> [Instructions for the task]: Only lines containing the word "subtitle" are needed; pull them out of the material.

──────

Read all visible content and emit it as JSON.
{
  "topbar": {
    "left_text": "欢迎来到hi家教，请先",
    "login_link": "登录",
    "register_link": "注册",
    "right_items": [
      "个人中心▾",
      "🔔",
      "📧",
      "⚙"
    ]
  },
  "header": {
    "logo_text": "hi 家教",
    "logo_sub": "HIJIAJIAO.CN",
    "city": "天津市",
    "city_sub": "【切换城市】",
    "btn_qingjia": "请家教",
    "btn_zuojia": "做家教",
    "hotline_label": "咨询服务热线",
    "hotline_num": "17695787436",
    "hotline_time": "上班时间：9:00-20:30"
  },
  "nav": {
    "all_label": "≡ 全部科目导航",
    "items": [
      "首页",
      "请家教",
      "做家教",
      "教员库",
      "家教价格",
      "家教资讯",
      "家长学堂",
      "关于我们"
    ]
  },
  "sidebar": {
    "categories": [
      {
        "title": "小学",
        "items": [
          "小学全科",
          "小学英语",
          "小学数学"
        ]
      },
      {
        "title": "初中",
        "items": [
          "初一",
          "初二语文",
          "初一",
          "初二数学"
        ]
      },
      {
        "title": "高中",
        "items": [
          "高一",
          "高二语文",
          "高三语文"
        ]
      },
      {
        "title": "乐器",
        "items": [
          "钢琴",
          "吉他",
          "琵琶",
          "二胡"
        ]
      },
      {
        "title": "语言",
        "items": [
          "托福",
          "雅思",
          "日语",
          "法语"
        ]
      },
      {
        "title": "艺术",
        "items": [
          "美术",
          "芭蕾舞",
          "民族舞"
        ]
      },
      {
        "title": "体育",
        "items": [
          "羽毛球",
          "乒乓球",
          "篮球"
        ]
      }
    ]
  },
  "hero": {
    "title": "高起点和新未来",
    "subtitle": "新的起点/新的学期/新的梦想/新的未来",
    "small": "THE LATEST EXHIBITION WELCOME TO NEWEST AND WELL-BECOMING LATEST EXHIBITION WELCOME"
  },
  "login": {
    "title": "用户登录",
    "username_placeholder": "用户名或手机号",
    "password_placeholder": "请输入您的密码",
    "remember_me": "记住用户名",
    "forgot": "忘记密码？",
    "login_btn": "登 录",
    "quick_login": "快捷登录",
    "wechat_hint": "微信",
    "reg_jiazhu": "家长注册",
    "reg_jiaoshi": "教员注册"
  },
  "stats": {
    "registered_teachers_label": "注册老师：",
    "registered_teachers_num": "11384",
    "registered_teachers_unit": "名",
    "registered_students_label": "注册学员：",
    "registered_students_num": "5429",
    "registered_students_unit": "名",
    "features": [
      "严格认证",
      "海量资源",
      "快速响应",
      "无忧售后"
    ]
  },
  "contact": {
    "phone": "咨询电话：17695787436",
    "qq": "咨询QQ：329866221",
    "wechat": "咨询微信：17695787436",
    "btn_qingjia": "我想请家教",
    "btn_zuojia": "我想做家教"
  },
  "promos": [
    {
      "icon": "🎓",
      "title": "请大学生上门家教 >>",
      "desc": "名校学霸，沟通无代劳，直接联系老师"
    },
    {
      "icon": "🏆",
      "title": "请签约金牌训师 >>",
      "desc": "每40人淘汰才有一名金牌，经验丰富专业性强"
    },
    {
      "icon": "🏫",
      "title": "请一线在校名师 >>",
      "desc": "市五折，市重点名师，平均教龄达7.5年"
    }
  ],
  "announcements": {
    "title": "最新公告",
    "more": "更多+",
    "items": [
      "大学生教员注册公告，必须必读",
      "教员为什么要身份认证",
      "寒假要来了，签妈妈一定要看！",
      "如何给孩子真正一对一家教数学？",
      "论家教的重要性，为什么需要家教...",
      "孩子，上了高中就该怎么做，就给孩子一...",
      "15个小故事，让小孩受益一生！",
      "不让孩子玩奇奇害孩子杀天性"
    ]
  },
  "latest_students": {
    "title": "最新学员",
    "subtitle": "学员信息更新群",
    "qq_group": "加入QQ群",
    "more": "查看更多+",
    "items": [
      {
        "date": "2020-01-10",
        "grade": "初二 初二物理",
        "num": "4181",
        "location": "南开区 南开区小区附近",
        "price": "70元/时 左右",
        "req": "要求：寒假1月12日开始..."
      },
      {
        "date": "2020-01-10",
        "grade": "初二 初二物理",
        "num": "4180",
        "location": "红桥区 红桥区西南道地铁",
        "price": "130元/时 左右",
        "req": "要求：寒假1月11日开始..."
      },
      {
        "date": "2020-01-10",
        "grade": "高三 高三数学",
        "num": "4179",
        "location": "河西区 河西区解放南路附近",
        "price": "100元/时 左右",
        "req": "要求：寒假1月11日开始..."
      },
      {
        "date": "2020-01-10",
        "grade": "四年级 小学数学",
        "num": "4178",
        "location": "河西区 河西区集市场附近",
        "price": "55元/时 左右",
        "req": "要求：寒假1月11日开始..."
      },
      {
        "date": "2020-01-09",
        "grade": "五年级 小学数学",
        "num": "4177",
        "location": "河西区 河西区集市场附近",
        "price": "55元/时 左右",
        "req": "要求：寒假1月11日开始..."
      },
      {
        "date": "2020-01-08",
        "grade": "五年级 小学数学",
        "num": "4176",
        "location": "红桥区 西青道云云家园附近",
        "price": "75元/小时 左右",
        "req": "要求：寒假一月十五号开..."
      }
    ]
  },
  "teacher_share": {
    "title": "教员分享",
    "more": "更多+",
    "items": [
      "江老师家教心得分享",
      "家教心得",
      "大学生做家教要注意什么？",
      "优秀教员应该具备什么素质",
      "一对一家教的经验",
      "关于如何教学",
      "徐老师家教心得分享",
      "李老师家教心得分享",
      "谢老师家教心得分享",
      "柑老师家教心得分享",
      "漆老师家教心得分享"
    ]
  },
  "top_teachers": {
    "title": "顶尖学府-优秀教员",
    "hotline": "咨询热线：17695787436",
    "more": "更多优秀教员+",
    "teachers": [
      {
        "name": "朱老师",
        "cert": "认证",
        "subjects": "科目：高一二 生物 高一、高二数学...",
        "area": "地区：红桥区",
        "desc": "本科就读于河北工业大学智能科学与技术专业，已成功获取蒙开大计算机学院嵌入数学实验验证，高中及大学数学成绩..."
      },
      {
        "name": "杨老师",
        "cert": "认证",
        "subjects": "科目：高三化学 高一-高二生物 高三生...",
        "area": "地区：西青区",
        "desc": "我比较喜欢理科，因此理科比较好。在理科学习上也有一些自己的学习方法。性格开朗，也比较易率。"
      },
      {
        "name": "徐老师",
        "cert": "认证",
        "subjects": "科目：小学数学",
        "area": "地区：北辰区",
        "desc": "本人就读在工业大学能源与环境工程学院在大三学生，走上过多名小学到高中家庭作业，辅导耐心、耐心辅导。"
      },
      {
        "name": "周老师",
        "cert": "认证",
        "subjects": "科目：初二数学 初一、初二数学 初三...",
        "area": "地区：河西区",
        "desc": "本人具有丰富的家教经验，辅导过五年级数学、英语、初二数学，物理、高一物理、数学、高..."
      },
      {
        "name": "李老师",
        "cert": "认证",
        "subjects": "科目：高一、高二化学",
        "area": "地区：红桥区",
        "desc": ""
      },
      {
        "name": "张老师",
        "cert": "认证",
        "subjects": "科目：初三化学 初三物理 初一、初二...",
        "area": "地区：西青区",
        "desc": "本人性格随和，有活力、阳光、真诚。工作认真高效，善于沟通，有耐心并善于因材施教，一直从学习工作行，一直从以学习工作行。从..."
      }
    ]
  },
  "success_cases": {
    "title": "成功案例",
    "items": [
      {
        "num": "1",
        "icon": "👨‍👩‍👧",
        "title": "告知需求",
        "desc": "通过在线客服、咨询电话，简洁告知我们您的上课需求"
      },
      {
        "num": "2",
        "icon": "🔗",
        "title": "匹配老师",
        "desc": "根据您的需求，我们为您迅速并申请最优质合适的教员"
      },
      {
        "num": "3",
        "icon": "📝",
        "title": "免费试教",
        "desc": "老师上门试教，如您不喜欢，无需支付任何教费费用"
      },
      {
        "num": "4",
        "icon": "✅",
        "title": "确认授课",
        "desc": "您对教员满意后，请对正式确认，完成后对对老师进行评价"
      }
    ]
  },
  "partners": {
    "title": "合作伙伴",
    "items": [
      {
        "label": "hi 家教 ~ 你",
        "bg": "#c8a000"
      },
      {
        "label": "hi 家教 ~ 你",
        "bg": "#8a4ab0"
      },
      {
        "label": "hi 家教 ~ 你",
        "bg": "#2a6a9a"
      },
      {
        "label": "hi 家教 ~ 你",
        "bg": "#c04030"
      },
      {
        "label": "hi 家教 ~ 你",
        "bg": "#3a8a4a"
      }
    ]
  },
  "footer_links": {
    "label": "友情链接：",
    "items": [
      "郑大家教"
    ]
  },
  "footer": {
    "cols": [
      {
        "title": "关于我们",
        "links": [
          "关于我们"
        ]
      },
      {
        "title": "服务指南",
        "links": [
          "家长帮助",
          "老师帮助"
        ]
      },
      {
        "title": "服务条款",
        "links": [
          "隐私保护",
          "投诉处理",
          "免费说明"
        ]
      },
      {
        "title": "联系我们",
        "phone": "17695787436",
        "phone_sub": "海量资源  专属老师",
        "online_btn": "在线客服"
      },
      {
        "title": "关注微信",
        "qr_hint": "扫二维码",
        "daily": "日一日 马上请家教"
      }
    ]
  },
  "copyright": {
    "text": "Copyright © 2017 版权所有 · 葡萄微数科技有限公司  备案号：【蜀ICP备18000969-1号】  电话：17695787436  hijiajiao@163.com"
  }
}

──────

> [Solution to this task]:
    "subtitle": "新的起点/新的学期/新的梦想/新的未来",
    "subtitle": "学员信息更新群",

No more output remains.